If a cough is driving you batty, then you may have decided to try a cough medicine to calm things down. While cough medicines may not cure underlying problems, they can manage cough symptoms for you.

However, you need to choose the right medicine for the type of cough you have to see any real benefits. What do you need to consider when you choose a cough syrup?

How Do Cough Medicines Work?

Cough medicines aren't all the same. Products target certain types of coughs; each medicine works on some coughs but not others.

For example, a medicine for dry coughs typically soothes the tickly urge you have to cough all the time. They are supposed to reduce coughing by soothing your throat. On the other hand, a medicine for a chesty cough actually makes you cough more. These products are supposed to help you cough up stuff to get rid of it.

What Kind of Cough Do You Have?

If you choose the wrong cough medicine, you won't see any benefits. It could actually make your cough worse rather than better.

So, if you have a dry cough, you need to use a medicine that alleviates dry cough symptoms and suppresses your coughing. You don't want a medicine that contains an expectorant that will make you cough more to clear out gunk. You don't have gunk to clear out, and the last thing you want is a medicine that increases the ferocity of your coughing.

On the other hand, if you have a chesty cough, then you may feel like there is stuff in your chest that needs to come out. You aren't coughing hard enough to clear this stuff out on your own, so you need a cough medicine that will help you do this.

Medicines that contain expectorants make you cough harder with the aim of clearing your chest. If you were to use a dry cough medicine for this kind of cough, you'd suppress your coughing rather than encourage it along.

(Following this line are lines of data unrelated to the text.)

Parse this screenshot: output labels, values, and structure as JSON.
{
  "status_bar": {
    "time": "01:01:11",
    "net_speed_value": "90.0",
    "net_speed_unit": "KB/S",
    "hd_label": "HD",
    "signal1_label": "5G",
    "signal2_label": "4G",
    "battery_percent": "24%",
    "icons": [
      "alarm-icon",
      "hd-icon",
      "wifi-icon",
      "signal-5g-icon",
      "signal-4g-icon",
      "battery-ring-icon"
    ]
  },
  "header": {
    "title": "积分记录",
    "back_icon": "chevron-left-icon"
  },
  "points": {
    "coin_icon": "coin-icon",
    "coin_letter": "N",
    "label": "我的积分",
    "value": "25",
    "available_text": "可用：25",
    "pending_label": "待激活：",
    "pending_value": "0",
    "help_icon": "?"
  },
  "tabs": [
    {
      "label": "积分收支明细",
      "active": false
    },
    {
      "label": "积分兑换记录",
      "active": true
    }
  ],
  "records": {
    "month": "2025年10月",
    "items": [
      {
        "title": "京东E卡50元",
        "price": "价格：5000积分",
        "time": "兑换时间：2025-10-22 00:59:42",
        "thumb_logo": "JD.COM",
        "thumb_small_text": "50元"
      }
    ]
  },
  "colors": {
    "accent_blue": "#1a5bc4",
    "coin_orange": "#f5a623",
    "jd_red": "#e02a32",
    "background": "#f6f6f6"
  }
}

Your chest will still feel bunged up, but you won't be able to cough hard enough to clear it.

If you have a persistent cough that you can't get rid of even with the help of a cough syrup, then make an appointment to see your GP. Persistent coughs may not be serious in themselves, but they can be a sign of an infection or more serious condition if they last for more than a few weeks.